» **Problem requirements**
All of the data must be returned exactly as given.
-- Available data follows --
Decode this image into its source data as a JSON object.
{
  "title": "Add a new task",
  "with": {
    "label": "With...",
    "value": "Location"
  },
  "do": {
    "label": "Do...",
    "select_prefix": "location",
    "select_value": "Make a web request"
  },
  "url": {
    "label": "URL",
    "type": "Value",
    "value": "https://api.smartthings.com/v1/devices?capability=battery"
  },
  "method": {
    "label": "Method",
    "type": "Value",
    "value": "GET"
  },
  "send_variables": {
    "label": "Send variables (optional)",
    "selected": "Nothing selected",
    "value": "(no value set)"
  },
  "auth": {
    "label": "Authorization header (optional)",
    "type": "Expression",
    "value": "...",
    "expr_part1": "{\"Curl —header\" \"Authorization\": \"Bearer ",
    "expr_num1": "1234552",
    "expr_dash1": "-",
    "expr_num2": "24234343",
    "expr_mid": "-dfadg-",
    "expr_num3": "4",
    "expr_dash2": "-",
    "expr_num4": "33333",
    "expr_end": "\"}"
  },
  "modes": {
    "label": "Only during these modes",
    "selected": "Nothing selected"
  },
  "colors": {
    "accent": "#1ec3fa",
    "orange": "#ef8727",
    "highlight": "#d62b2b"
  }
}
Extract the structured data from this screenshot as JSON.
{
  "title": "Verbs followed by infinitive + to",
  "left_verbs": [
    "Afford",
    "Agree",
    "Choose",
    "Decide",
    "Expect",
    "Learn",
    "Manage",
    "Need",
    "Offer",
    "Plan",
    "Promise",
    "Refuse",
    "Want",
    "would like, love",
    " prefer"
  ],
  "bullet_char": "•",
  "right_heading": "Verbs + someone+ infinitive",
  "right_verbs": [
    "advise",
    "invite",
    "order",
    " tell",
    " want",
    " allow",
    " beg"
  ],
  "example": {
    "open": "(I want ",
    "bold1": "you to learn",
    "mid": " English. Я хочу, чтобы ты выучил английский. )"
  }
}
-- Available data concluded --
» **Response area**
Decode this image into its source data as a JSON object.
{
  "title": "Add a new task",
  "with": {
    "label": "With...",
    "value": "Location"
  },
  "do": {
    "label": "Do...",
    "select_prefix": "location",
    "select_value": "Make a web request"
  },
  "url": {
    "label": "URL",
    "type": "Value",
    "value": "https://api.smartthings.com/v1/devices?capability=battery"
  },
  "method": {
    "label": "Method",
    "type": "Value",
    "value": "GET"
  },
  "send_variables": {
    "label": "Send variables (optional)",
    "selected": "Nothing selected",
    "value": "(no value set)"
  },
  "auth": {
    "label": "Authorization header (optional)",
    "type": "Expression",
    "value": "...",
    "expr_part1": "{\"Curl —header\" \"Authorization\": \"Bearer ",
    "expr_num1": "1234552",
    "expr_dash1": "-",
    "expr_num2": "24234343",
    "expr_mid": "-dfadg-",
    "expr_num3": "4",
    "expr_dash2": "-",
    "expr_num4": "33333",
    "expr_end": "\"}"
  },
  "modes": {
    "label": "Only during these modes",
    "selected": "Nothing selected"
  },
  "colors": {
    "accent": "#1ec3fa",
    "orange": "#ef8727",
    "highlight": "#d62b2b"
  }
}
Extract the structured data from this screenshot as JSON.
{
  "title": "Verbs followed by infinitive + to",
  "left_verbs": [
    "Afford",
    "Agree",
    "Choose",
    "Decide",
    "Expect",
    "Learn",
    "Manage",
    "Need",
    "Offer",
    "Plan",
    "Promise",
    "Refuse",
    "Want",
    "would like, love",
    " prefer"
  ],
  "bullet_char": "•",
  "right_heading": "Verbs + someone+ infinitive",
  "right_verbs": [
    "advise",
    "invite",
    "order",
    " tell",
    " want",
    " allow",
    " beg"
  ],
  "example": {
    "open": "(I want ",
    "bold1": "you to learn",
    "mid": " English. Я хочу, чтобы ты выучил английский. )"
  }
}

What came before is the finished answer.